Monday: Paul’s Hope and Joy (1 Thess. 2:17-20)

In the fourteen verses that run from 1 Thessalonians 2:17 through 3:10, Paul offers a chronological account of his separation from the Thessalonian believers. The theme of friendship runs throughout the passage. These Thessalonians are not just parishioners of Paul; they are truly friends. The entire passage pulses with deep emotion.

Image © John Baker from

Paul wants all of his later advice to, and criticism of, the church (in 1 Thessalonians 4 and 5) to be read in light of his love and concern for them. And because of this love, he has earned the right to counsel the church there. The giving of advice is best received when it is grounded in love.

Read 1 Thessalonians 2:17-20. What is Paul saying here that’s so relevant to us today?

The main verb of verse 17 (usually translated as “being taken” or “torn away”) is rooted in the concept of being orphaned. When Paul is forced to leave Thessalonica suddenly, he feels the loss of relationship as deeply as if his parents had just died. He wants very much to visit them because he misses them dearly. They are absent in person but not in heart. He blames this delay on Satan, his words here being another text in the Bible that shows the reality of the great controversy.

Paul’s longing for the Thessalonian believers, however, is rooted in more than just everyday relationship; it has an end-time focus. Paul looks forward to “showing them off” to Jesus after the Second Coming. They are the validation of his ministry for Christ, his eschatological joy and boast! Paul wants there to be evidence at the end that his life has made a difference in the lives of others.

What this passage should show us, too, is that we need to keep our priorities straight. Our existence here is but a “vapor”(James 4:14, NKJV), yet it is vapor with eternal consequences. Paul’s focus, Paul’s priority, is on what is eternal, on what has lasting value and importance. After all, if you really think about the ultimate fate of this world, what else really matters other than the salvation of the lost?

How should all that we do in this life impact, to one degree or another, the salvation of the lost? However nice it is to talk about this ideal, how do we live in accordance with this objective?

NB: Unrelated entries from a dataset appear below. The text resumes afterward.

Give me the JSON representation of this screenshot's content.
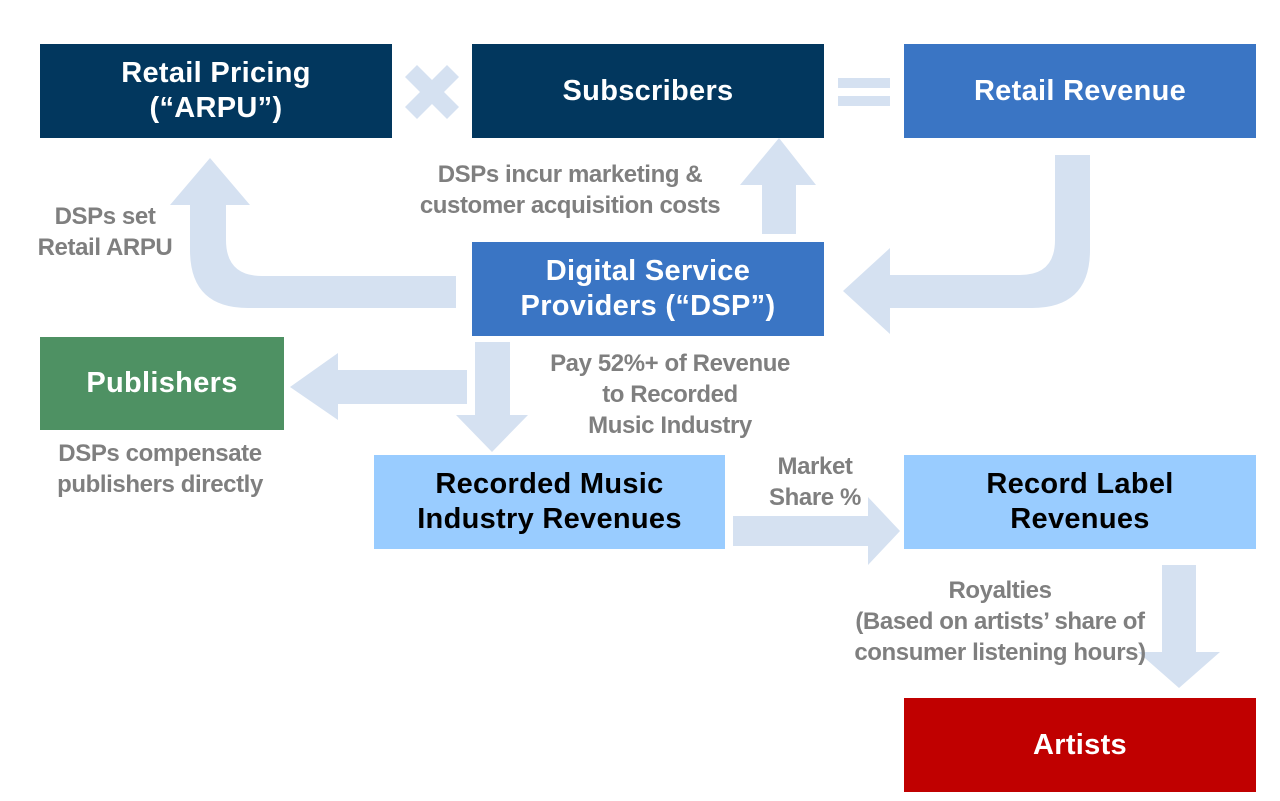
{
  "boxes": {
    "retail_pricing": "Retail Pricing\n(“ARPU”)",
    "subscribers": "Subscribers",
    "retail_revenue": "Retail Revenue",
    "dsp": "Digital Service\nProviders (“DSP”)",
    "publishers": "Publishers",
    "recorded_music": "Recorded Music\nIndustry Revenues",
    "record_label": "Record Label\nRevenues",
    "artists": "Artists"
  },
  "notes": {
    "dsps_set": "DSPs set\nRetail ARPU",
    "dsps_incur": "DSPs incur marketing &\ncustomer acquisition costs",
    "pay": "Pay 52%+ of Revenue\nto Recorded\nMusic Industry",
    "compensate": "DSPs compensate\npublishers directly",
    "market_share": "Market\nShare %",
    "royalties": "Royalties\n(Based on artists’ share of\nconsumer listening hours)"
  },
  "operators": {
    "multiply": "multiply-icon",
    "equals": "equals-icon"
  },
  "colors": {
    "dark_navy": "#02375e",
    "mid_blue": "#3a75c4",
    "light_blue": "#99ccff",
    "green": "#4e9163",
    "red": "#c00000",
    "arrow": "#d5e1f1",
    "note_text": "#7f7f7f"
  }
}
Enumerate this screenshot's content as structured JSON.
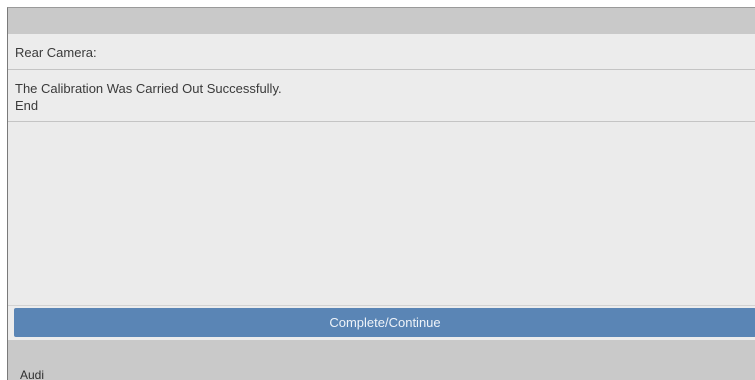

Please leave a comment long enough to say something significant and considerably shorter than the original post. First and last name required.

Your email address will not be published. Required fields are marked *